Complying with the Control of Hazardous Energy (lockout/tagout) standard can be a thorn in the side. Year after year, the standard is among the most frequent sources of OSHA citations. Why are there so many citations under lockout/tagout (LOTO)?
In many cases, it’s because employers overlook a crucial part of the standard. The standard says that you must have energy control procedures. You must also periodically inspect those procedures—and certify this to OSHA. One of the biggest reason employers get tripped up on LOTO is that they don’t follow—or at least can’t prove they follow–the inspection provisions. This story will show you two things:
There’s also a Model Form that you can adapt for your own facility and use to document inspections.
What the LOTO Standard Requires
The LOTO standard requires you to establish energy control procedures to ensure that dangerous equipment and machinery remains shut off and doesn’t unexpectedly energize, start up or release stored energy during servicing. To meet this requirement, you must set up a program and follow procedures to affix lockout devices such as combination locks and tagout devices such as warning tags, to prevent injuries to workers servicing the equipment and to others nearby.
The LOTO standard also requires employers to inspect their energy control procedures at least once a year to ensure that workers are following them. This follow-up effort is just as important as establishing the program in the first place.
How to Conduct the Inspection
To conduct an energy control procedures inspection you first need to designate an inspector. This should be somebody who services equipment at your facility. But there’s a restriction: The person who does the inspecting isn’t allowed to inspect energy control procedures that he or she actually uses. So inspectors shouldn’t inspect the equipment they service.
The inspector is supposed to review the energy control procedures to ensure they comply with OSHA standards and that all workers who are supposed to follow the procedures have copies of them. The inspector should also meet with the workers as part of the inspection.
The Lockout Inspection
If the inspection covers energy control procedures involving lockout, the inspector must meet with each worker who uses the procedure being inspected and ask them to explain their responsibilities under the procedures. If workers aren’t clear about certain aspects of the procedure, the inspector should explain the correct procedure and make a note letting management know that additional training may be needed.
The Tagout Inspection
While inspecting tagout procedures, the person conducting the inspection must do a review not just with each worker who uses the procedure but also with any workers who work in the immediate area or who use the particular equipment or machine. The inspector must meet with each worker and verify that the worker understands:
How to Document the Inspection
As far as liability is concerned, documenting the steps you take to comply with an OSHA standard is just as important as taking those steps in the first place. As lawyers like to say, if it isn’t documented, it never happened.
This principle is especially true in the realm of LOTO. Specifically, the LOTO standard requires you to set out procedures to control energy to shut down equipment and inspect those procedures at least once a year. The standard also requires you to certify that you’ve done an inspection and describe what the inspection covered. It’s often the documentation part that proves the trickiest. Lawyers warn that there have been many cases in which employers who did perform required inspections got cited because they couldn’t prove it.

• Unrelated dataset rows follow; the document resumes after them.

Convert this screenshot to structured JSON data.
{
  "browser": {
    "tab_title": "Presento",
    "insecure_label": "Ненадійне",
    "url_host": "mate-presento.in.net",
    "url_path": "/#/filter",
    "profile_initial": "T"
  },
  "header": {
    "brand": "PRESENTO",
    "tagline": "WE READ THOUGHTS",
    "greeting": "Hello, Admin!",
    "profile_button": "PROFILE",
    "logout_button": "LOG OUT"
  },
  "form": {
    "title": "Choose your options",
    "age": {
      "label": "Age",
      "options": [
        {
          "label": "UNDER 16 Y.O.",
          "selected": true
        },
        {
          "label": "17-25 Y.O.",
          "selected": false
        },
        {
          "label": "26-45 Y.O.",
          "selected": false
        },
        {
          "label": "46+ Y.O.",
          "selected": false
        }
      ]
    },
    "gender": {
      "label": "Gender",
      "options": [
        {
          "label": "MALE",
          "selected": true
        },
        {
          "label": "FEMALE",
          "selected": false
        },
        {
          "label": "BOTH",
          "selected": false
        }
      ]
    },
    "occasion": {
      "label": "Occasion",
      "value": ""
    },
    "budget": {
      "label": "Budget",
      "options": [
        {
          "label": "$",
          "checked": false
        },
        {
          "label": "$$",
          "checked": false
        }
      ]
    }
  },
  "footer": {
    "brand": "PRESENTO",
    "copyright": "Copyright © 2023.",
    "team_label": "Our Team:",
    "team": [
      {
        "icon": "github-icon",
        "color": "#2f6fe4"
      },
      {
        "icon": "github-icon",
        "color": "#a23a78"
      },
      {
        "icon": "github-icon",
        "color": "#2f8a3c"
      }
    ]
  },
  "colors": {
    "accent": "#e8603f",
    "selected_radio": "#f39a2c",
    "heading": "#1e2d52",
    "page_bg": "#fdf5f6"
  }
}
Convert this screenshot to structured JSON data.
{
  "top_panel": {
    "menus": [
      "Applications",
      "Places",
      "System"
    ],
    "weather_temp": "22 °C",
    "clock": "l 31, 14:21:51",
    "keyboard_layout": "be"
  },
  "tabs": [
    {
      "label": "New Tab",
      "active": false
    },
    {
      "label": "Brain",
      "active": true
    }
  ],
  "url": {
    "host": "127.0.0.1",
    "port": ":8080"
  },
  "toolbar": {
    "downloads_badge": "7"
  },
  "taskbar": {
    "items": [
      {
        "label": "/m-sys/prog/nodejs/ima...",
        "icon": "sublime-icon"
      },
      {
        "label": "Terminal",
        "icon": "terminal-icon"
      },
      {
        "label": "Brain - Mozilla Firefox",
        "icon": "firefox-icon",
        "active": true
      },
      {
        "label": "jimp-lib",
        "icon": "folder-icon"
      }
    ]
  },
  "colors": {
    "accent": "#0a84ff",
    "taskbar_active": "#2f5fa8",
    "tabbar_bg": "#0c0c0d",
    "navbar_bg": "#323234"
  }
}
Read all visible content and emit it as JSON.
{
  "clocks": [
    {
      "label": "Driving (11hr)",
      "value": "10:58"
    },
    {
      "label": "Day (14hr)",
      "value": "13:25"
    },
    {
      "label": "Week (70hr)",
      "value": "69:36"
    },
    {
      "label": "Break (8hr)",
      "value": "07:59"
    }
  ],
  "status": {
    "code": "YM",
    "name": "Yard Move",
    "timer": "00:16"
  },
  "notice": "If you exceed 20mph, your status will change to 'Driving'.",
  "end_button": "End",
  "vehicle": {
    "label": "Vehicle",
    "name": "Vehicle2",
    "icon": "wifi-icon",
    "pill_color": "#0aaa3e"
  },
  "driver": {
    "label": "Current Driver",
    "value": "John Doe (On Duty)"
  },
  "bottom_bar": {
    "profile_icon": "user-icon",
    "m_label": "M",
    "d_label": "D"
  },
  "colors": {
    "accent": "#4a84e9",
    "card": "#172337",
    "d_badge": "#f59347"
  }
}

How to Certify the Inspection
The Model Form is an example of how to properly certify an inspection. Although there’s no such thing as a one-size-fits-all form, there are standard kinds of information that all forms should include. Make sure that whatever certification you use lists the following items:
1. Inspection Date
The LOTO standard specifically requires listing the date the inspection was performed. One year from that date is your deadline for conducting your next inspection.
2. Location of Equipment
List the area or department of the facility in which the equipment or machinery covered by the inspected lockout/tagout procedures is located. Make sure you do a separate inspection and complete a separate certification form for each area of the workplace you inspect, even if the area contains the same machinery or equipment as an area you’ve already inspected. Keep in mind that the point of the inspection is to ensure that workers in each area understand the LOTO procedures.
3. Description of Equipment
Describe and provide specific identifying information of the equipment or machinery covered by the inspection, such as a model or serial number.
4. Description of Procedures
Use a check box to indicate what kind of procedures were inspected—lockout or tagout.
5. Workers Spoken To
List the name of each worker the inspector spoke to and the department in which they work. This is critical information to document because it enables you to show that you went over the procedures with all the workers the LOTO standard requires you to talk to.
6. Inspector’s Name
OSHA requires you to list the name of the inspector. It’s also a good idea to include the person’s extension and other contact information so you can easily follow-up with the inspector.
Just having energy control procedures isn’t enough. To avoid LOTO citations you must have a system of inspecting and certifying the effectiveness of your procedures. And you must be able to document your efforts because, as the lawyers like to say, if it isn’t documented, it didn’t happen.